→ How to complete this task
Repeat the data word for word. Do not include the pictures.

━━━━━━━━━━━━━━━━

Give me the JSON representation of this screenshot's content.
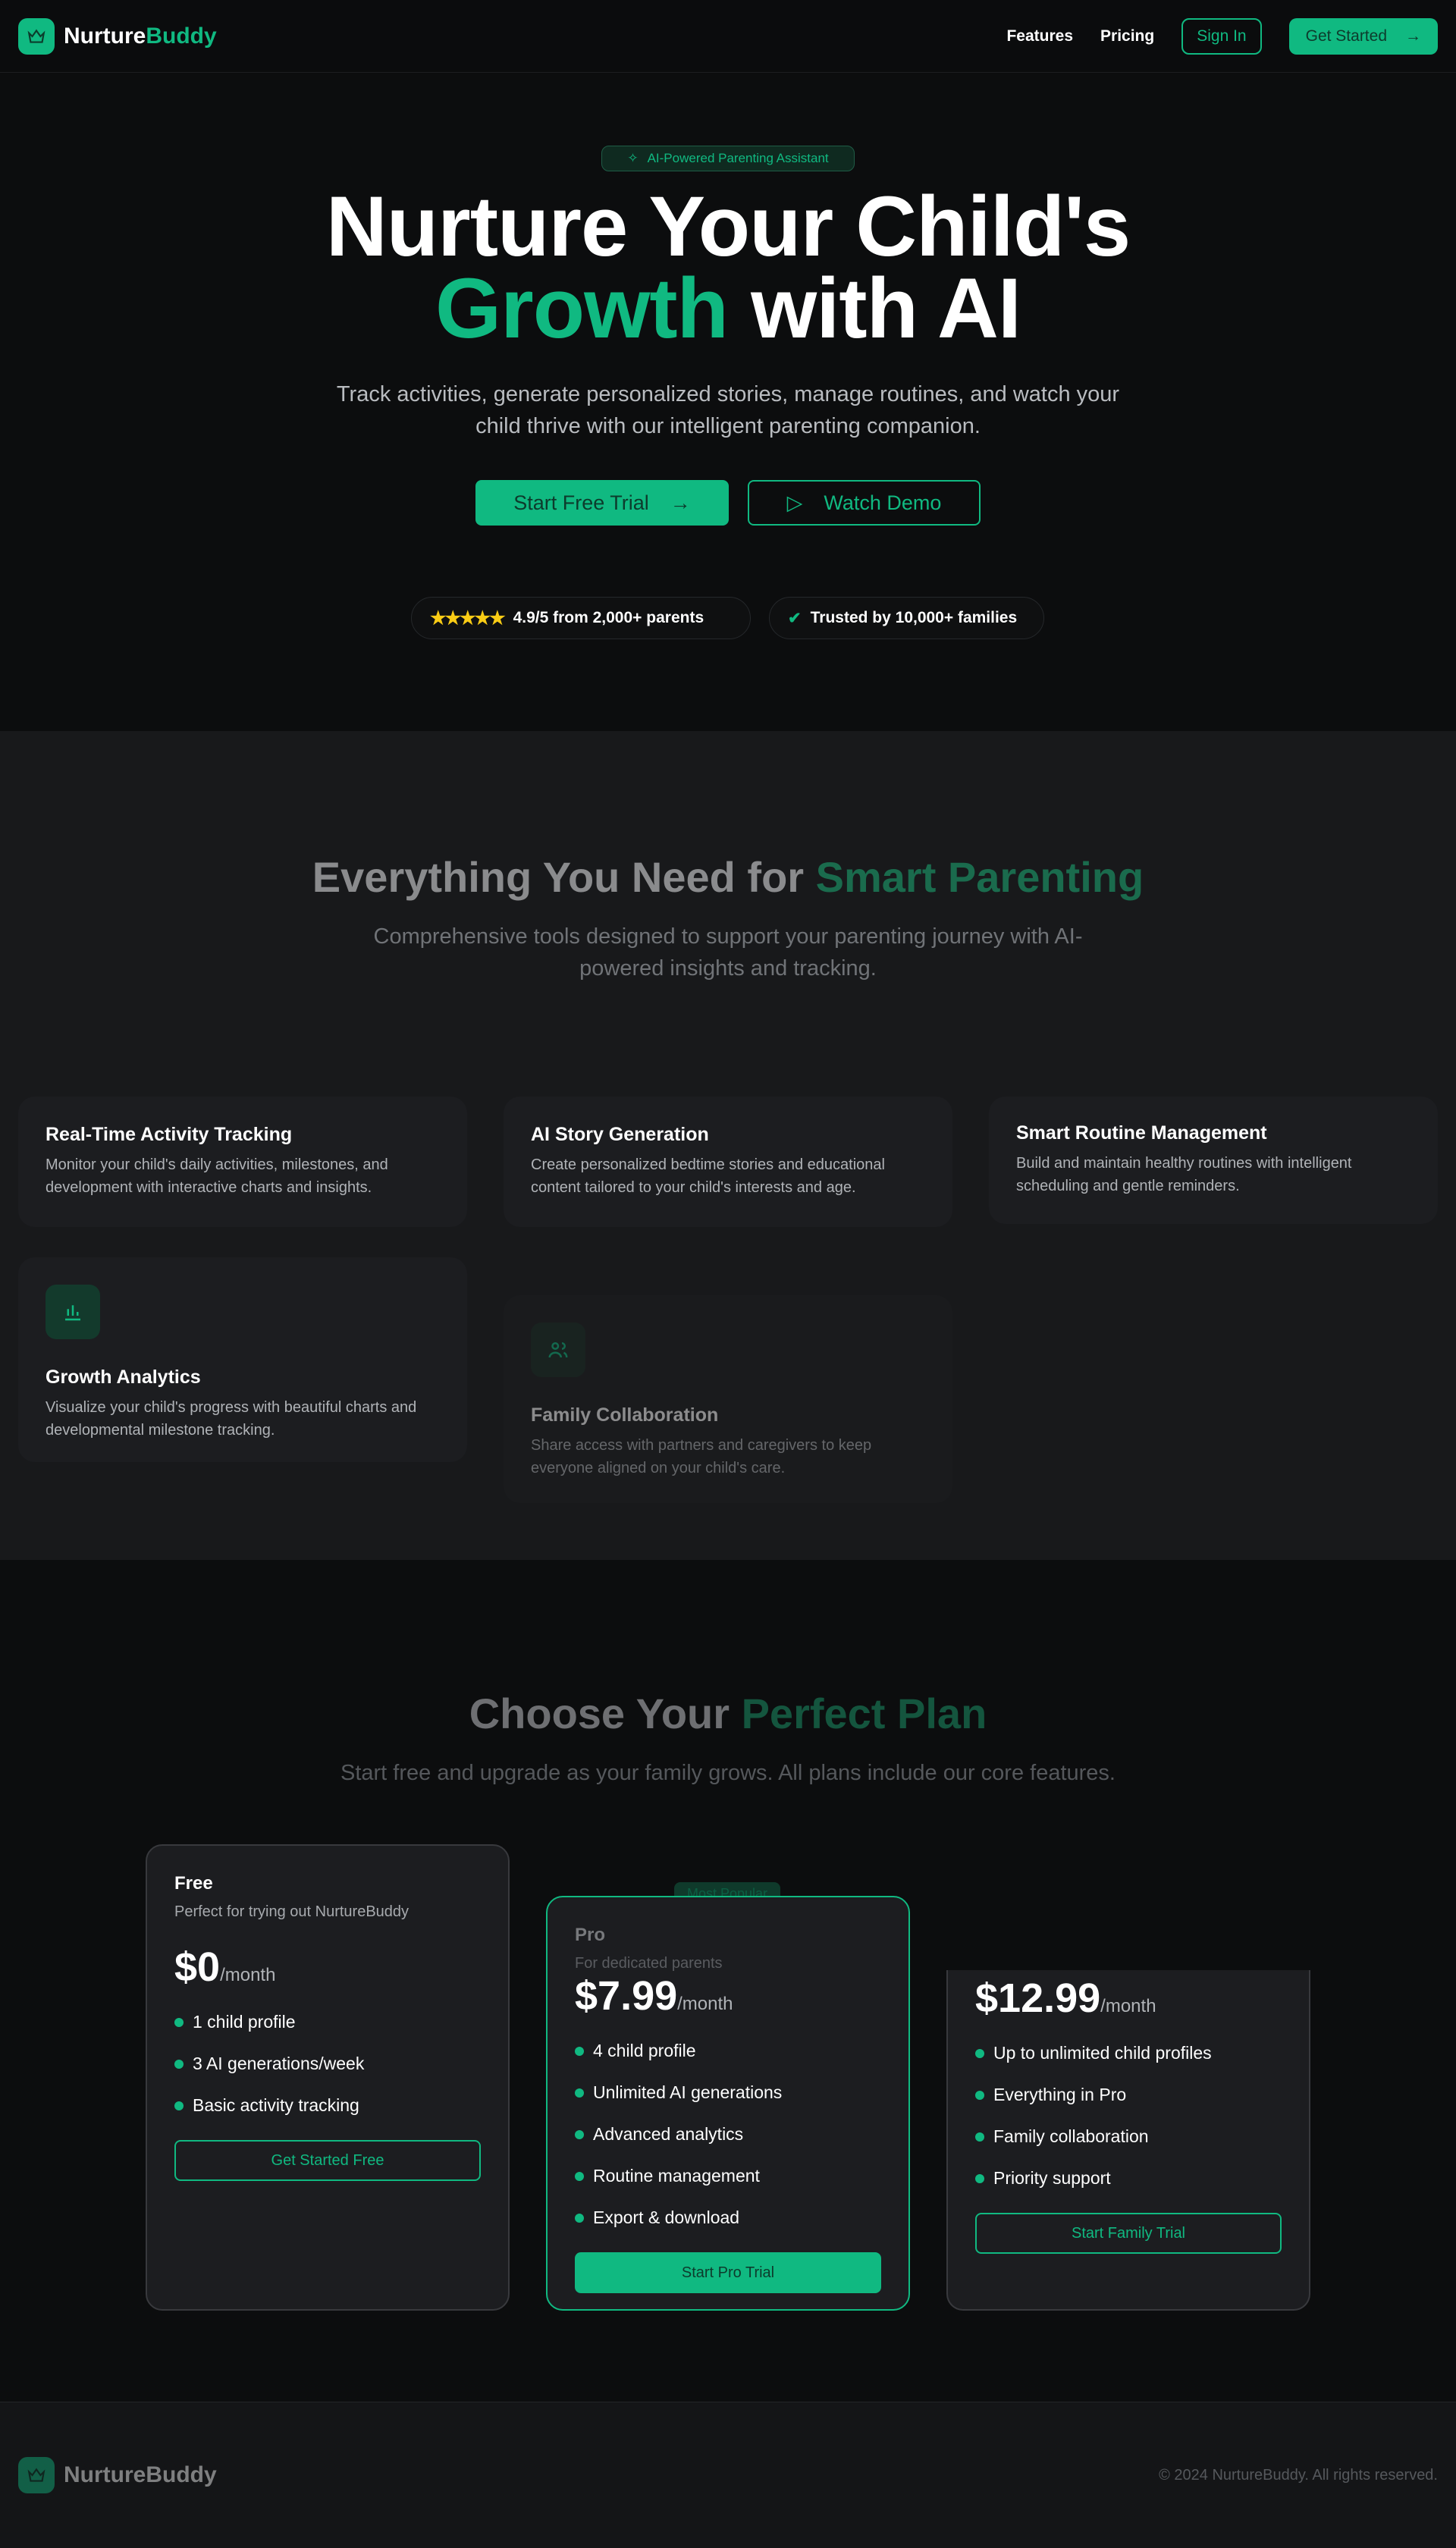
{
  "nav": {
    "brand_a": "Nurture",
    "brand_b": "Buddy",
    "features": "Features",
    "pricing": "Pricing",
    "sign_in": "Sign In",
    "get_started": "Get Started"
  },
  "hero": {
    "badge": "AI-Powered Parenting Assistant",
    "title_line1": "Nurture Your Child's",
    "title_green": "Growth",
    "title_rest": " with AI",
    "subtitle": "Track activities, generate personalized stories, manage routines, and watch your child thrive with our intelligent parenting companion.",
    "cta": "Start Free Trial",
    "demo": "Watch Demo",
    "rating": "4.9/5 from 2,000+ parents",
    "trusted": "Trusted by 10,000+ families"
  },
  "features": {
    "title_a": "Everything You Need for ",
    "title_b": "Smart Parenting",
    "subtitle": "Comprehensive tools designed to support your parenting journey with AI-powered insights and tracking.",
    "cards": [
      {
        "title": "Real-Time Activity Tracking",
        "desc": "Monitor your child's daily activities, milestones, and development with interactive charts and insights."
      },
      {
        "title": "AI Story Generation",
        "desc": "Create personalized bedtime stories and educational content tailored to your child's interests and age."
      },
      {
        "title": "Smart Routine Management",
        "desc": "Build and maintain healthy routines with intelligent scheduling and gentle reminders."
      },
      {
        "title": "Growth Analytics",
        "desc": "Visualize your child's progress with beautiful charts and developmental milestone tracking."
      },
      {
        "title": "Family Collaboration",
        "desc": "Share access with partners and caregivers to keep everyone aligned on your child's care."
      }
    ]
  },
  "pricing": {
    "title_a": "Choose Your ",
    "title_b": "Perfect Plan",
    "subtitle": "Start free and upgrade as your family grows. All plans include our core features.",
    "popular": "Most Popular",
    "per": "/month",
    "plans": [
      {
        "name": "Free",
        "desc": "Perfect for trying out NurtureBuddy",
        "price": "$0",
        "features": [
          "1 child profile",
          "3 AI generations/week",
          "Basic activity tracking"
        ],
        "button": "Get Started Free"
      },
      {
        "name": "Pro",
        "desc": "For dedicated parents",
        "price": "$7.99",
        "features": [
          "4 child profile",
          "Unlimited AI generations",
          "Advanced analytics",
          "Routine management",
          "Export & download"
        ],
        "button": "Start Pro Trial"
      },
      {
        "name": "",
        "desc": "",
        "price": "$12.99",
        "features": [
          "Up to unlimited child profiles",
          "Everything in Pro",
          "Family collaboration",
          "Priority support"
        ],
        "button": "Start Family Trial"
      }
    ]
  },
  "footer": {
    "brand": "NurtureBuddy",
    "copyright": "© 2024 NurtureBuddy. All rights reserved."
  },
  "colors": {
    "accent": "#10b981",
    "star": "#facc15",
    "background": "#0b0c0d"
  }
}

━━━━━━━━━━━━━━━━

→ Task result
Give me the JSON representation of this screenshot's content.
{
  "nav": {
    "brand_a": "Nurture",
    "brand_b": "Buddy",
    "features": "Features",
    "pricing": "Pricing",
    "sign_in": "Sign In",
    "get_started": "Get Started"
  },
  "hero": {
    "badge": "AI-Powered Parenting Assistant",
    "title_line1": "Nurture Your Child's",
    "title_green": "Growth",
    "title_rest": " with AI",
    "subtitle": "Track activities, generate personalized stories, manage routines, and watch your child thrive with our intelligent parenting companion.",
    "cta": "Start Free Trial",
    "demo": "Watch Demo",
    "rating": "4.9/5 from 2,000+ parents",
    "trusted": "Trusted by 10,000+ families"
  },
  "features": {
    "title_a": "Everything You Need for ",
    "title_b": "Smart Parenting",
    "subtitle": "Comprehensive tools designed to support your parenting journey with AI-powered insights and tracking.",
    "cards": [
      {
        "title": "Real-Time Activity Tracking",
        "desc": "Monitor your child's daily activities, milestones, and development with interactive charts and insights."
      },
      {
        "title": "AI Story Generation",
        "desc": "Create personalized bedtime stories and educational content tailored to your child's interests and age."
      },
      {
        "title": "Smart Routine Management",
        "desc": "Build and maintain healthy routines with intelligent scheduling and gentle reminders."
      },
      {
        "title": "Growth Analytics",
        "desc": "Visualize your child's progress with beautiful charts and developmental milestone tracking."
      },
      {
        "title": "Family Collaboration",
        "desc": "Share access with partners and caregivers to keep everyone aligned on your child's care."
      }
    ]
  },
  "pricing": {
    "title_a": "Choose Your ",
    "title_b": "Perfect Plan",
    "subtitle": "Start free and upgrade as your family grows. All plans include our core features.",
    "popular": "Most Popular",
    "per": "/month",
    "plans": [
      {
        "name": "Free",
        "desc": "Perfect for trying out NurtureBuddy",
        "price": "$0",
        "features": [
          "1 child profile",
          "3 AI generations/week",
          "Basic activity tracking"
        ],
        "button": "Get Started Free"
      },
      {
        "name": "Pro",
        "desc": "For dedicated parents",
        "price": "$7.99",
        "features": [
          "4 child profile",
          "Unlimited AI generations",
          "Advanced analytics",
          "Routine management",
          "Export & download"
        ],
        "button": "Start Pro Trial"
      },
      {
        "name": "",
        "desc": "",
        "price": "$12.99",
        "features": [
          "Up to unlimited child profiles",
          "Everything in Pro",
          "Family collaboration",
          "Priority support"
        ],
        "button": "Start Family Trial"
      }
    ]
  },
  "footer": {
    "brand": "NurtureBuddy",
    "copyright": "© 2024 NurtureBuddy. All rights reserved."
  },
  "colors": {
    "accent": "#10b981",
    "star": "#facc15",
    "background": "#0b0c0d"
  }
}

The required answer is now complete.